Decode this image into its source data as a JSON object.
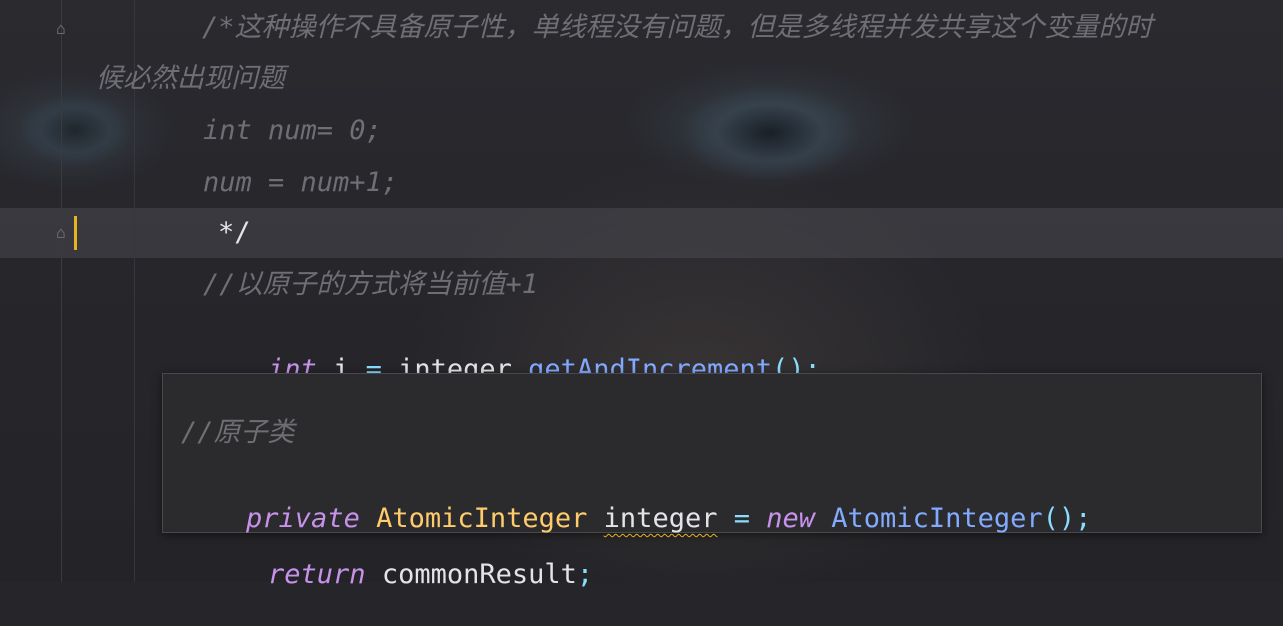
{
  "editor": {
    "comment_line1": "/*这种操作不具备原子性，单线程没有问题，但是多线程并发共享这个变量的时",
    "comment_line2": "候必然出现问题",
    "comment_line3": "int num= 0;",
    "comment_line4": "num = num+1;",
    "comment_close": "*/",
    "comment_line6": "//以原子的方式将当前值+1",
    "code_line7": {
      "kw": "int",
      "var": " i ",
      "op": "=",
      "obj": " integer",
      "dot": ".",
      "method": "getAndIncrement",
      "end": "();"
    },
    "code_line9": {
      "kw": "return",
      "rest": " commonResult",
      "semi": ";"
    }
  },
  "popup": {
    "comment": "//原子类",
    "decl": {
      "kw": "private",
      "type": " AtomicInteger ",
      "name": "integer",
      "op": " = ",
      "new_kw": "new",
      "cls": " AtomicInteger",
      "end": "();"
    }
  },
  "colors": {
    "caret": "#e6b422",
    "keyword": "#c792ea",
    "type": "#ffcb6b",
    "method": "#82aaff",
    "comment": "#6e6e74"
  }
}
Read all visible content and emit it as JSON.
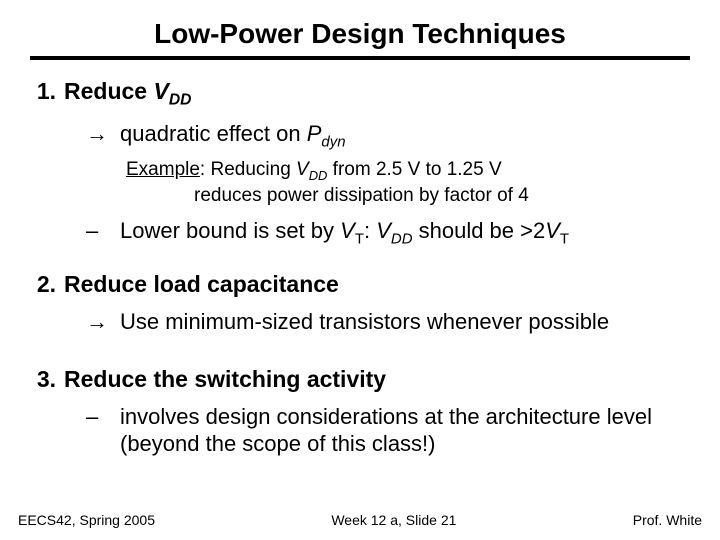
{
  "title": "Low-Power Design Techniques",
  "item1_num": "1.",
  "item1_a": "Reduce ",
  "item1_V": "V",
  "item1_DD": "DD",
  "item1_sub1_arrow": "→",
  "item1_sub1_a": "quadratic effect on ",
  "item1_sub1_P": "P",
  "item1_sub1_dyn": "dyn",
  "ex_label": "Example",
  "ex_a": ": Reducing ",
  "ex_V": "V",
  "ex_DD": "DD",
  "ex_b": " from 2.5 V to 1.25 V",
  "ex_line2": "reduces power dissipation by factor of 4",
  "item1_sub2_dash": "–",
  "item1_sub2_a": "Lower bound is set by ",
  "item1_sub2_V1": "V",
  "item1_sub2_T1": "T",
  "item1_sub2_b": ": ",
  "item1_sub2_V2": "V",
  "item1_sub2_DD": "DD",
  "item1_sub2_c": " should be >2",
  "item1_sub2_V3": "V",
  "item1_sub2_T2": "T",
  "item2_num": "2.",
  "item2_txt": "Reduce load capacitance",
  "item2_sub1_arrow": "→",
  "item2_sub1_txt": "Use minimum-sized transistors whenever possible",
  "item3_num": "3.",
  "item3_txt": "Reduce the switching activity",
  "item3_sub1_dash": "–",
  "item3_sub1_txt": "involves design considerations at the architecture level (beyond the scope of this class!)",
  "footer_left": "EECS42, Spring 2005",
  "footer_center": "Week 12 a, Slide 21",
  "footer_right": "Prof. White"
}
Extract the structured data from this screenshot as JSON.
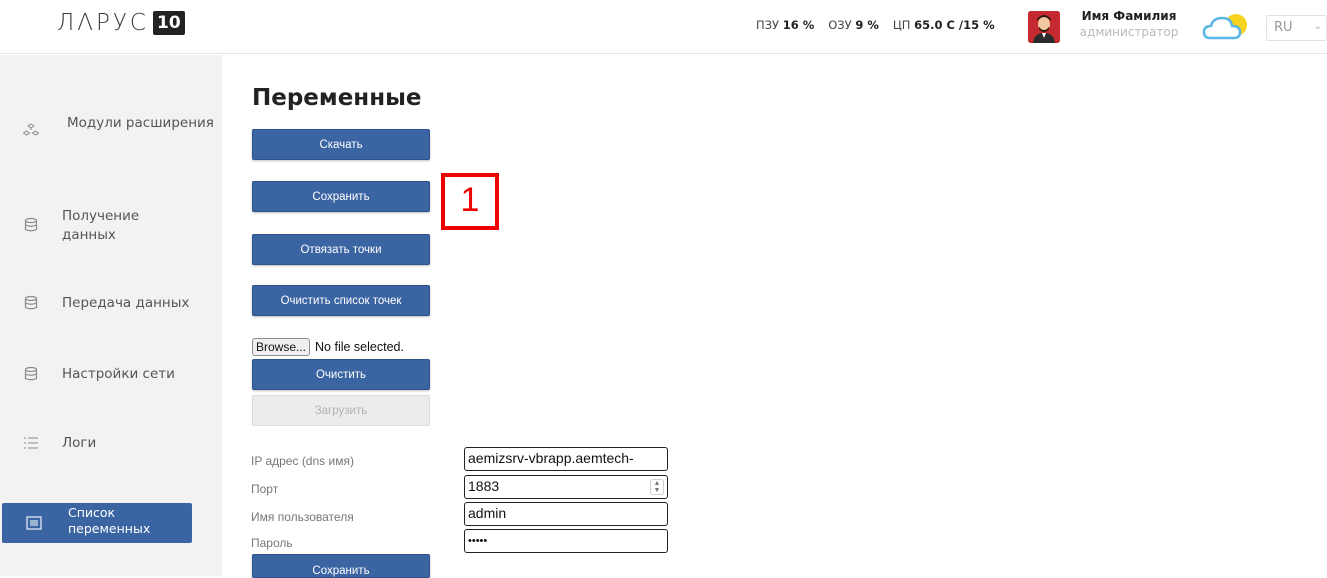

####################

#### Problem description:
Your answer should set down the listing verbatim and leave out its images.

#### Task answer:
Decode this image into its source data as a JSON object.
{
  "editor": {
    "comment_line1": "/*这种操作不具备原子性，单线程没有问题，但是多线程并发共享这个变量的时",
    "comment_line2": "候必然出现问题",
    "comment_line3": "int num= 0;",
    "comment_line4": "num = num+1;",
    "comment_close": "*/",
    "comment_line6": "//以原子的方式将当前值+1",
    "code_line7": {
      "kw": "int",
      "var": " i ",
      "op": "=",
      "obj": " integer",
      "dot": ".",
      "method": "getAndIncrement",
      "end": "();"
    },
    "code_line9": {
      "kw": "return",
      "rest": " commonResult",
      "semi": ";"
    }
  },
  "popup": {
    "comment": "//原子类",
    "decl": {
      "kw": "private",
      "type": " AtomicInteger ",
      "name": "integer",
      "op": " = ",
      "new_kw": "new",
      "cls": " AtomicInteger",
      "end": "();"
    }
  },
  "colors": {
    "caret": "#e6b422",
    "keyword": "#c792ea",
    "type": "#ffcb6b",
    "method": "#82aaff",
    "comment": "#6e6e74"
  }
}
Read all visible content and emit it as JSON.
{
  "title": "Low-Power Design Techniques",
  "item1_num": "1.",
  "item1_a": "Reduce ",
  "item1_V": "V",
  "item1_DD": "DD",
  "item1_sub1_arrow": "→",
  "item1_sub1_a": "quadratic effect on ",
  "item1_sub1_P": "P",
  "item1_sub1_dyn": "dyn",
  "ex_label": "Example",
  "ex_a": ": Reducing ",
  "ex_V": "V",
  "ex_DD": "DD",
  "ex_b": " from 2.5 V to 1.25 V",
  "ex_line2": "reduces power dissipation by factor of 4",
  "item1_sub2_dash": "–",
  "item1_sub2_a": "Lower bound is set by ",
  "item1_sub2_V1": "V",
  "item1_sub2_T1": "T",
  "item1_sub2_b": ": ",
  "item1_sub2_V2": "V",
  "item1_sub2_DD": "DD",
  "item1_sub2_c": " should be >2",
  "item1_sub2_V3": "V",
  "item1_sub2_T2": "T",
  "item2_num": "2.",
  "item2_txt": "Reduce load capacitance",
  "item2_sub1_arrow": "→",
  "item2_sub1_txt": "Use minimum-sized transistors whenever possible",
  "item3_num": "3.",
  "item3_txt": "Reduce the switching activity",
  "item3_sub1_dash": "–",
  "item3_sub1_txt": "involves design considerations at the architecture level (beyond the scope of this class!)",
  "footer_left": "EECS42, Spring 2005",
  "footer_center": "Week 12 a, Slide 21",
  "footer_right": "Prof. White"
}
Extract the structured data from this screenshot as JSON.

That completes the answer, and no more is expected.